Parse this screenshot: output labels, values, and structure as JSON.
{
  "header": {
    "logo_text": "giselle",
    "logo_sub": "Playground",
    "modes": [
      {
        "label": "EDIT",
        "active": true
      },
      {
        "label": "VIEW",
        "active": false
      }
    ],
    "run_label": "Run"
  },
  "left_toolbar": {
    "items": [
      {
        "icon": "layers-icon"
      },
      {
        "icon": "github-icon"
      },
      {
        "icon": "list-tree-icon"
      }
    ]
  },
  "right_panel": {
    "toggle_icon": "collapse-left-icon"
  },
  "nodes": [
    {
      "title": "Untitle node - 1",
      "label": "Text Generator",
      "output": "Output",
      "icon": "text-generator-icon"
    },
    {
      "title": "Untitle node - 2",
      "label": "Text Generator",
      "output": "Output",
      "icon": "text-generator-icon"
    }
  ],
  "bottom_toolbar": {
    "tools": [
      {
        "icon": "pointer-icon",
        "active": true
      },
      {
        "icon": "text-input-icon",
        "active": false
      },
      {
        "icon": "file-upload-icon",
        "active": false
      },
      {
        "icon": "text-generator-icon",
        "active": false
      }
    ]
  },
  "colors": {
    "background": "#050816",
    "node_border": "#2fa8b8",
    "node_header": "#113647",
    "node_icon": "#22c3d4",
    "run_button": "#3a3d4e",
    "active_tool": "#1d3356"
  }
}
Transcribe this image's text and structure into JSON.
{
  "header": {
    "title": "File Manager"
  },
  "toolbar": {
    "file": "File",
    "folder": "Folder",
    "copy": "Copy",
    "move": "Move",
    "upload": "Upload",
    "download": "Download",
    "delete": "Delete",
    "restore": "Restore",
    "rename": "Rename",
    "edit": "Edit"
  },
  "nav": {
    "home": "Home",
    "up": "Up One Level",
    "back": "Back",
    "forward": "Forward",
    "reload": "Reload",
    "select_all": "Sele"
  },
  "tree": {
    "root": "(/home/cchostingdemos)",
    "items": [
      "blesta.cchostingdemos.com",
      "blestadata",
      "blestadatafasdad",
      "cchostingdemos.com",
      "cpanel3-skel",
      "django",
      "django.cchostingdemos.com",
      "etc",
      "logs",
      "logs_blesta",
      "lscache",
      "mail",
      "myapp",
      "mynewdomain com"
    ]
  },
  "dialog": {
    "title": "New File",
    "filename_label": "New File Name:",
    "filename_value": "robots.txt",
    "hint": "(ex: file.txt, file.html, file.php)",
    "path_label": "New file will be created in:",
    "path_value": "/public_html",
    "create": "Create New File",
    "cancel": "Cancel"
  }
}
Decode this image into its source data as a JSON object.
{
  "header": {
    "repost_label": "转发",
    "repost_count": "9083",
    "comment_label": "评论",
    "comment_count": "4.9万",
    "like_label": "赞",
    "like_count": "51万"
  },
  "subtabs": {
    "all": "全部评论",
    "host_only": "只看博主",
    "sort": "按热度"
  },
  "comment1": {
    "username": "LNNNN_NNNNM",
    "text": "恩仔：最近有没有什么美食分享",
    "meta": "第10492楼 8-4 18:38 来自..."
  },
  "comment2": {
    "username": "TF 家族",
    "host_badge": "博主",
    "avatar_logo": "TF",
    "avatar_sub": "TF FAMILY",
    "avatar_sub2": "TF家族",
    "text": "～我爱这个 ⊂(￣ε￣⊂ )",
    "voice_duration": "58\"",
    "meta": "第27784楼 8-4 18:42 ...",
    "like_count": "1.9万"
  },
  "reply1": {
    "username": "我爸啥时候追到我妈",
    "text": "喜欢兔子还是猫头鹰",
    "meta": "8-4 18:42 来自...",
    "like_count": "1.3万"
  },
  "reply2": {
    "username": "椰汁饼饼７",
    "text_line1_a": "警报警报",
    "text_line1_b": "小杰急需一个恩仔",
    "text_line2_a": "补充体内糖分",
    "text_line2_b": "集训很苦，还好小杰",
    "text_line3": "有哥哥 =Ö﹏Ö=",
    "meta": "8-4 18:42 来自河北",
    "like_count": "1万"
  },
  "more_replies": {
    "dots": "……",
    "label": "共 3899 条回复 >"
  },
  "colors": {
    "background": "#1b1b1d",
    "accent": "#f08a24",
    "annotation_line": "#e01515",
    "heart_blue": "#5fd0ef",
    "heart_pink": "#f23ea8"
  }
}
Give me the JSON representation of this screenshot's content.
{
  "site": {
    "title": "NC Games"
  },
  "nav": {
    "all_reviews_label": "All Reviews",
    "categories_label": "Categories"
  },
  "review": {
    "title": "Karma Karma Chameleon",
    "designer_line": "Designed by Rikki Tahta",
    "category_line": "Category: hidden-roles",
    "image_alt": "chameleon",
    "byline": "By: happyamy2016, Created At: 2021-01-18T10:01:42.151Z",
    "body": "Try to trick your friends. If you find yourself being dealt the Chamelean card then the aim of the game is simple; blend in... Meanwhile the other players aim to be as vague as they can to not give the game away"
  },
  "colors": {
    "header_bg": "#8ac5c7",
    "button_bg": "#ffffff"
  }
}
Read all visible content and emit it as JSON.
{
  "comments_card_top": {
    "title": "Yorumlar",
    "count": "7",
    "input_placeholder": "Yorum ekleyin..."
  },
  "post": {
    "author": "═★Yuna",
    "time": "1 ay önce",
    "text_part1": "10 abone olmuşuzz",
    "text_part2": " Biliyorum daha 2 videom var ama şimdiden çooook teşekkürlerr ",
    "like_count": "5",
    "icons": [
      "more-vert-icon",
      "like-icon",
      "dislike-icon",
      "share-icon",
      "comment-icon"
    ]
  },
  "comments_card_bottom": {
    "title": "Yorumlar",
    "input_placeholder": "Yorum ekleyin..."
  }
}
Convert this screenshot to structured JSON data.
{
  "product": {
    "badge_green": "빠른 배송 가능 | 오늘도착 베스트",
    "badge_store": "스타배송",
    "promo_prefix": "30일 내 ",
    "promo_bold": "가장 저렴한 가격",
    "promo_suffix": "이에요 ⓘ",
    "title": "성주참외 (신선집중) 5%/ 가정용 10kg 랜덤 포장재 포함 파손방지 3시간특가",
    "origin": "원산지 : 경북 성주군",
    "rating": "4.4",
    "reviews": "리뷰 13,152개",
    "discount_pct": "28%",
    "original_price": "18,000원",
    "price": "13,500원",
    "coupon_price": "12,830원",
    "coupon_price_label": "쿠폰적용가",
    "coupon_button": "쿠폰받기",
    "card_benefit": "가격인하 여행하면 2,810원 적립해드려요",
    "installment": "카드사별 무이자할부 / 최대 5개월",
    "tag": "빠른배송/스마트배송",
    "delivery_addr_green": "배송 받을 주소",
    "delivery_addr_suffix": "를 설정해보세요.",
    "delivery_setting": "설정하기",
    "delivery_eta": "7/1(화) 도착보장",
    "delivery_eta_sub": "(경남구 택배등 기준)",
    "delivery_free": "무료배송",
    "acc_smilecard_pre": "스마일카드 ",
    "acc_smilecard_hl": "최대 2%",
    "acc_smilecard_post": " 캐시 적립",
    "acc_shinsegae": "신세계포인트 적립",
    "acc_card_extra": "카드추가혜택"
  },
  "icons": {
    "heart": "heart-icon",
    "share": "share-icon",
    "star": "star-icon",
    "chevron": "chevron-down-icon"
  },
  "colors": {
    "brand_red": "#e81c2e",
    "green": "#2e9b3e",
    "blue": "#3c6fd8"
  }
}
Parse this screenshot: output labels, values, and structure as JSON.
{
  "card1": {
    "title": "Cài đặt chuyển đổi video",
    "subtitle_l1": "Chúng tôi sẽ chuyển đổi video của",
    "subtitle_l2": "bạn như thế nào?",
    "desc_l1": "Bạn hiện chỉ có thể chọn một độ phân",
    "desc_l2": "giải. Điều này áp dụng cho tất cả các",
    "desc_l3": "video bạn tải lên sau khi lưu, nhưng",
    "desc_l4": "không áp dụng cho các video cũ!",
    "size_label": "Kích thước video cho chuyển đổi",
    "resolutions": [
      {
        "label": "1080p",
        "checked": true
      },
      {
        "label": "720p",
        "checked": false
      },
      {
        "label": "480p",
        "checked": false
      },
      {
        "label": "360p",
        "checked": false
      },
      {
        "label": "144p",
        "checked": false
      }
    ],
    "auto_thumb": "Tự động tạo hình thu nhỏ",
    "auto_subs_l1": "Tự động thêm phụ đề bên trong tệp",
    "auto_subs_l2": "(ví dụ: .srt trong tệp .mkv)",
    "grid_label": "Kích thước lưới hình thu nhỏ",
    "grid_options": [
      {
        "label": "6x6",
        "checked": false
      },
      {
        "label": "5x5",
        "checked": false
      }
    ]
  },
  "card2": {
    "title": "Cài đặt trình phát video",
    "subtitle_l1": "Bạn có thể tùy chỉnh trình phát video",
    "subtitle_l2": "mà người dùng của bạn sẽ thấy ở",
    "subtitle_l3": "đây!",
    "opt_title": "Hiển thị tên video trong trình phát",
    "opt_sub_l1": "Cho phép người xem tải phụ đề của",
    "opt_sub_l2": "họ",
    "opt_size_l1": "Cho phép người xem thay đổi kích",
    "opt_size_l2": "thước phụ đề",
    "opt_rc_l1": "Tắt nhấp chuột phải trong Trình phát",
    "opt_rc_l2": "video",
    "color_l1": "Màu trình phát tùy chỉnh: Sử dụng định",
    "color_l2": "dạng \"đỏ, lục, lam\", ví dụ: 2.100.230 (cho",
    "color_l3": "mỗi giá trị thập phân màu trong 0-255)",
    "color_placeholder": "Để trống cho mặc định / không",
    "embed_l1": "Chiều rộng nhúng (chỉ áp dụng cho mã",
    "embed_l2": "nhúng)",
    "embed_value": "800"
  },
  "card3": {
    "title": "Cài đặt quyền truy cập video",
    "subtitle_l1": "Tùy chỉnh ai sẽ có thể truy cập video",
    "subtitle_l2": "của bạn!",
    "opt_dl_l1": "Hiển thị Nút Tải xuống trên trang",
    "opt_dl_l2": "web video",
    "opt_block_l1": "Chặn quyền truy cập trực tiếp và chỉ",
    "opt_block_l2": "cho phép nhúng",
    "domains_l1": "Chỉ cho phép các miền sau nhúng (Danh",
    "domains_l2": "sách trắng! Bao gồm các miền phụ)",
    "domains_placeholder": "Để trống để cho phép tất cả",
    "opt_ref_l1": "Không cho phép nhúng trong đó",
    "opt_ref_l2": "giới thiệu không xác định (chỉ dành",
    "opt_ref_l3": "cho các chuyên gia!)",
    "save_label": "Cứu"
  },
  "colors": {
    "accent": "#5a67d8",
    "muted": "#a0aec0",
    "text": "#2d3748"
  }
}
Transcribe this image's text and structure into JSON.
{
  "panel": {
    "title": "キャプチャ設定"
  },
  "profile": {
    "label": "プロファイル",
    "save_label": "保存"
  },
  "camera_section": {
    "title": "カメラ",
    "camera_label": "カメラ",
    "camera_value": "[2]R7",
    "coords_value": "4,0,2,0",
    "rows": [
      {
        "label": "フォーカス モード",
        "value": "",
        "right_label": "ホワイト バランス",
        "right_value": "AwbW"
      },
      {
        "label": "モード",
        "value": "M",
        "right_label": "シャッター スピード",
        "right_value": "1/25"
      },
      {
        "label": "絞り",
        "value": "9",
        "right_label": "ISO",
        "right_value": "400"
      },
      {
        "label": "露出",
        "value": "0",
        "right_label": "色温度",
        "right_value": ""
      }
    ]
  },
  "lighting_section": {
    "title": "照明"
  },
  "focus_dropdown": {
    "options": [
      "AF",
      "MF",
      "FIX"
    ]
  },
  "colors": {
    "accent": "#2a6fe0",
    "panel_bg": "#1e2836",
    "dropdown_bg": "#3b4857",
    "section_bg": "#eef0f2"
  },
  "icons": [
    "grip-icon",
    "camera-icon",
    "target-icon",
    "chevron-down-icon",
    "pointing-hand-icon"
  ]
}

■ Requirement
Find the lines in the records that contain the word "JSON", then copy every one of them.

■ Result below
Parse this screenshot: output labels, values, and structure as JSON.
Transcribe this image's text and structure into JSON.
Decode this image into its source data as a JSON object.
Give me the JSON representation of this screenshot's content.
Read all visible content and emit it as JSON.
Convert this screenshot to structured JSON data.
Parse this screenshot: output labels, values, and structure as JSON.
Transcribe this image's text and structure into JSON.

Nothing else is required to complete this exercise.